Disclaimer

This web site and the information contained within have been prepared by Law Offices of Karen S. Law, PLC for informational purposes only and does not constitute legal advice. This information is not intended to create, nor does receipt of it constitute an attorney-client relationship. Viewers should not act upon information found here without seeking legal counsel. All photographs shown on this web-site are depictions of clients and are not actual clients of this law firm. Copyright Karen S. Law, 2018.


Monday, January 8, 2018

Surrendering My Adopted Child's Passport

Recently, I've handled several cases where panicked parents have received letters stating that they should surrender their adopted child's US passport.

Usually, the parents went through the rigorous process of adopting while they were living overseas.  They had a home-study done by a US accredited agency.  They filed the I600A or I800A.  They completed the intercountry adoption process and the child was granted either an IR-3 or IH-3 visa.  They then came to the U.S. for a while with the child and obtained a U.S. passport for the child.  Often, the Certificate of Citizenship issued by USCIS was sent to their U.S. address. Then, both parents and child returned to their overseas address.

In the past, this worked well.  But, now, the Department of State and USCIS have both determined to treat these cases differently.

The family that followed this route will get a letter from the Department of State telling the parents that the child's passport was issued erroneously and is revoked.  There are instructions to surrender the passport either to the U.S. Embassy in their country of residence or by mailing to an address in the U.S.

A second letter is issued by USCIS which says that it cannot issue the Certificate of Citizenship because the child has not yet qualified for citizenship under INA 320.  The rationale is that the child is NOT residing in the U.S in the legal and physical custody of the adoptive parent, but is residing overseas with that parent.

This is all technically accurate.  The law has always required that the child be living in the U.S. with their adoptive parent to qualify for citizenship under this set of circumstances.  But, this was not enforced before and most adoption agencies advised their overseas adoptive parents to adopt, obtain the visa and go visit Grandma in the U.S. for a few weeks to get the child's U.S. passport.

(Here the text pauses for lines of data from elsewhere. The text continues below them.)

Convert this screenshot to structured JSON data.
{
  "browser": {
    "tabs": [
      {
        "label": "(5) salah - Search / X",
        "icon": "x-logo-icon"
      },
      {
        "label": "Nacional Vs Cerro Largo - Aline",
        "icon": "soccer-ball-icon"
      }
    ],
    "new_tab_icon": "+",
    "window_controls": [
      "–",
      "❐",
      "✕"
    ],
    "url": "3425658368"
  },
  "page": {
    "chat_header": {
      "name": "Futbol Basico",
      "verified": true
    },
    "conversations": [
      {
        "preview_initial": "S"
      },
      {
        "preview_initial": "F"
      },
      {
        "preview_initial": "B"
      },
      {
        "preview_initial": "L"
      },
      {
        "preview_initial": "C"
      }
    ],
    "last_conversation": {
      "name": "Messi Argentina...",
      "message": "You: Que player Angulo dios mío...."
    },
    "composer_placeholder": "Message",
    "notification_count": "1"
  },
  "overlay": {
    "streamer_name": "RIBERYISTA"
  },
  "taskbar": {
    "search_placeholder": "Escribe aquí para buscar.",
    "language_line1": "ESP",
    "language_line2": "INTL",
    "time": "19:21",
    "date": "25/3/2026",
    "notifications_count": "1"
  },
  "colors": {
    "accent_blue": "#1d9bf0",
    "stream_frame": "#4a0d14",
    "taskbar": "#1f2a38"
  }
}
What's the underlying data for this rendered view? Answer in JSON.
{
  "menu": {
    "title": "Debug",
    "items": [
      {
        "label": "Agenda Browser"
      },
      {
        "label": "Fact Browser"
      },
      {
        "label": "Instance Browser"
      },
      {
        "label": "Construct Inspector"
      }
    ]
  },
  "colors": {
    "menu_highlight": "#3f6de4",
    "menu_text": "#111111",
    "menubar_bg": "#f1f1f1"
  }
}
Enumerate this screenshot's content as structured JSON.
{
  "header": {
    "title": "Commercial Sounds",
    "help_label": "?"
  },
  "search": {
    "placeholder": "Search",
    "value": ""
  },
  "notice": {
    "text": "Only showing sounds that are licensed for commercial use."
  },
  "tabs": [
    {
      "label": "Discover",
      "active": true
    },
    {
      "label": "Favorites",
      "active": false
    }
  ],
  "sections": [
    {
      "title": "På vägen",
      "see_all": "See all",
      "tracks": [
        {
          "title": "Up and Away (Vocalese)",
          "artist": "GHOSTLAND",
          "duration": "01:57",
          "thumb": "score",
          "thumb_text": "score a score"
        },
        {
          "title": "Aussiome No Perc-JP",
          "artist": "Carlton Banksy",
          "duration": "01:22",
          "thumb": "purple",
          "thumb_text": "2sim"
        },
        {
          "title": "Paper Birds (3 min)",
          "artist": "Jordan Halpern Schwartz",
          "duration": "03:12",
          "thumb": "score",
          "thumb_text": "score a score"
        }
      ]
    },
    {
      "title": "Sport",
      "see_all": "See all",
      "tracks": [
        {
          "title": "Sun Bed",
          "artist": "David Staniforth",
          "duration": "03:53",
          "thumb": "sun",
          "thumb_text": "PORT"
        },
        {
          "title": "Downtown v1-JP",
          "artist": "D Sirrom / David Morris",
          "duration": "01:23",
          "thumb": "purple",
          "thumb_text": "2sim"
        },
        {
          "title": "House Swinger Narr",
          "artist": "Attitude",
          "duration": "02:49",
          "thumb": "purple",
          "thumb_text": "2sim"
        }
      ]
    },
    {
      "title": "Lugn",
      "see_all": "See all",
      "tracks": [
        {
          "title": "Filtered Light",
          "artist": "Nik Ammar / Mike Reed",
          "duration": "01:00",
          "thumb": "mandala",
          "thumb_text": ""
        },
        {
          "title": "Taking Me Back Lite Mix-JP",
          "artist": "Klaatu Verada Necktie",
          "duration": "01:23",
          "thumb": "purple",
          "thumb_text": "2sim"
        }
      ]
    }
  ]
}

What to do?  The family should hire an experienced immigration attorney to handle the case because it can be done the wrong way.  They will have to take a number of steps including:

1.  Making sure that the child's original passport from the foreign country is still valid.
2.  Obtaining a visa for the child to reside in the foreign country to be placed in that foreign passport
3.  Surrendering the child's U.S. passport once the above has been accomplished  and obtaining proof that the passport has been surrendered.  For this reason, we recommend surrendering the passport at the Embassy itself, not by mailing it to the address in the U.S.
4.  Obtaining a visitor's visa for the child in the foreign passport so that the child may travel temporarily to the U.S.
5.  Filing the N-600K to apply for citizenship for the child under INA 322.  It is best to work with an attorney on this step.
6.  Once the N-600K is approved, flying with the child to the U.S. office that has scheduled the Citizenship interview.
7.  Once the child satisfies the examiner at the interview, the child will receive a new Certificate of Citizenship.  She can then apply for a new U.S. passport.

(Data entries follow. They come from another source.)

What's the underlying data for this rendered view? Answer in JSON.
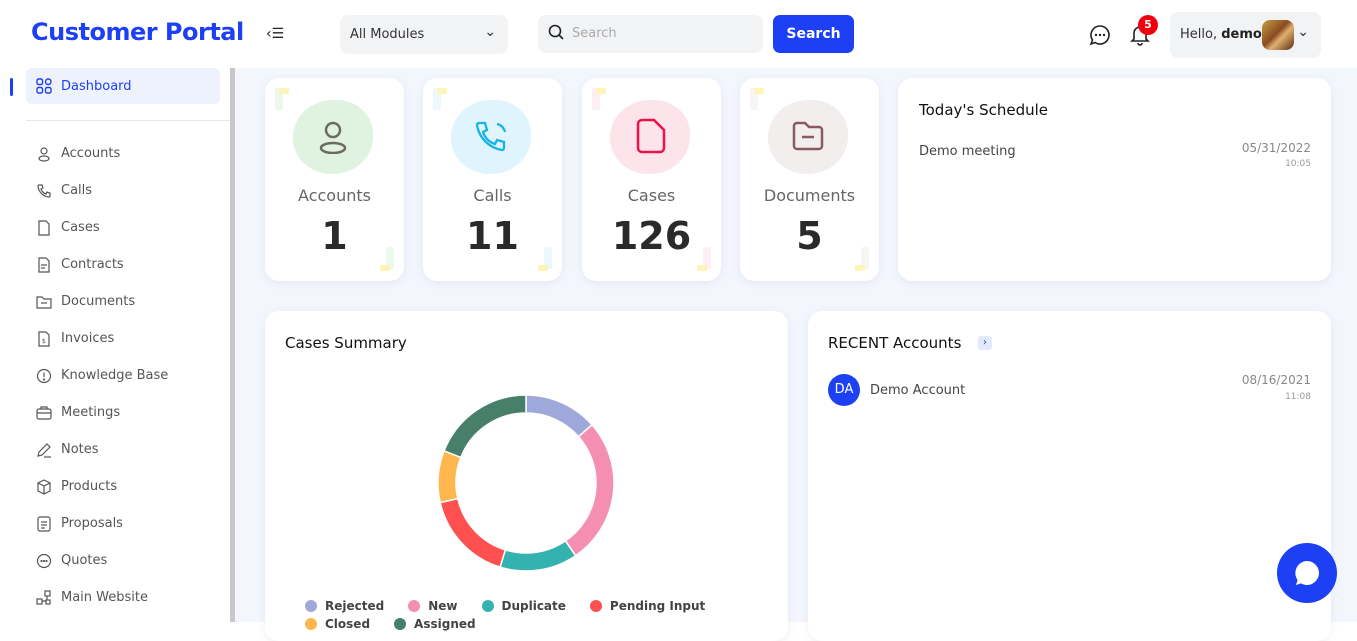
{
  "header": {
    "logo": "Customer Portal",
    "module_select": "All Modules",
    "search_placeholder": "Search",
    "search_button": "Search",
    "notification_count": "5",
    "greeting": "Hello,",
    "username": "demo"
  },
  "sidebar": {
    "active": "Dashboard",
    "items": [
      {
        "label": "Accounts",
        "icon": "user-icon"
      },
      {
        "label": "Calls",
        "icon": "phone-icon"
      },
      {
        "label": "Cases",
        "icon": "file-icon"
      },
      {
        "label": "Contracts",
        "icon": "contract-icon"
      },
      {
        "label": "Documents",
        "icon": "folder-icon"
      },
      {
        "label": "Invoices",
        "icon": "invoice-icon"
      },
      {
        "label": "Knowledge Base",
        "icon": "info-icon"
      },
      {
        "label": "Meetings",
        "icon": "briefcase-icon"
      },
      {
        "label": "Notes",
        "icon": "pencil-icon"
      },
      {
        "label": "Products",
        "icon": "box-icon"
      },
      {
        "label": "Proposals",
        "icon": "document-icon"
      },
      {
        "label": "Quotes",
        "icon": "quote-icon"
      },
      {
        "label": "Main Website",
        "icon": "sitemap-icon"
      }
    ]
  },
  "stats": [
    {
      "label": "Accounts",
      "value": "1",
      "color": "#dff3e0",
      "icon_color": "#6b6b5e"
    },
    {
      "label": "Calls",
      "value": "11",
      "color": "#dff4fc",
      "icon_color": "#14b4e8"
    },
    {
      "label": "Cases",
      "value": "126",
      "color": "#fce4ea",
      "icon_color": "#f0104a"
    },
    {
      "label": "Documents",
      "value": "5",
      "color": "#f3eeee",
      "icon_color": "#8a5a60"
    }
  ],
  "schedule": {
    "title": "Today's Schedule",
    "items": [
      {
        "name": "Demo meeting",
        "date": "05/31/2022",
        "time": "10:05"
      }
    ]
  },
  "cases_summary": {
    "title": "Cases Summary"
  },
  "recent_accounts": {
    "title": "RECENT Accounts",
    "items": [
      {
        "initials": "DA",
        "name": "Demo Account",
        "date": "08/16/2021",
        "time": "11:08"
      }
    ]
  },
  "chart_data": {
    "type": "pie",
    "donut": true,
    "title": "Cases Summary",
    "legend_position": "bottom",
    "categories": [
      "Rejected",
      "New",
      "Duplicate",
      "Pending Input",
      "Closed",
      "Assigned"
    ],
    "values": [
      17,
      34,
      18,
      21,
      12,
      24
    ],
    "colors": [
      "#9fa8da",
      "#f48fb1",
      "#33b2b0",
      "#ff5050",
      "#ffb74d",
      "#477f6a"
    ]
  }
}
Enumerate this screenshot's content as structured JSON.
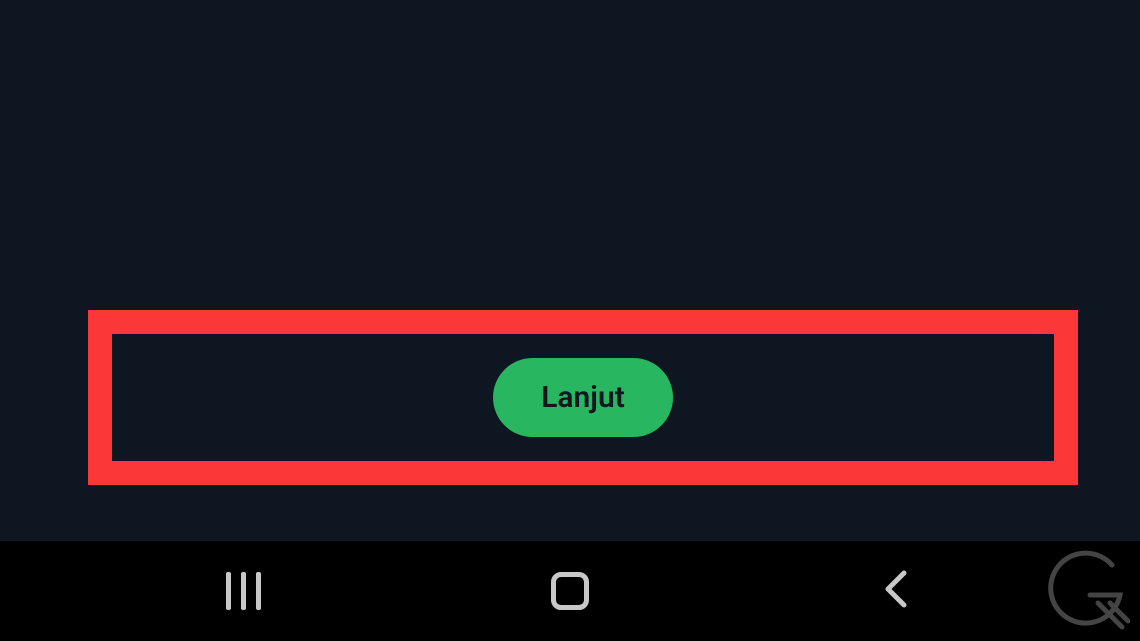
{
  "main": {
    "continue_label": "Lanjut"
  },
  "annotation": {
    "highlight_color": "#fc3737"
  },
  "colors": {
    "button_bg": "#28b661",
    "app_bg": "#0e1621",
    "nav_bg": "#000000",
    "nav_icon": "#c8c8c8"
  },
  "icons": {
    "recents": "recents-icon",
    "home": "home-icon",
    "back": "back-icon",
    "watermark": "logo-icon"
  }
}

More information about this process can be found on the USCIS web-site which was just updated on September 21, 2017.
https://www.uscis.gov/adoption/bringing-your-internationally-adopted-child-united-states/us-citizenship-adopted-child



Drafted by Attorney Karen Law, staff member of the Law Offices of Karen S. Law, PLC.

Disclaimer

This web site and the information contained within have been prepared by Law Offices of Karen S. Law, PLC for informational purposes only and does not constitute legal advice. This information is not intended to create, nor does receipt of it constitute an attorney-client relationship. Viewers should not act upon information found here without seeking legal counsel. All photographs shown on this web-site are depictions of clients and are not actual clients of this law firm. Copyright Karen S. Law, 2018.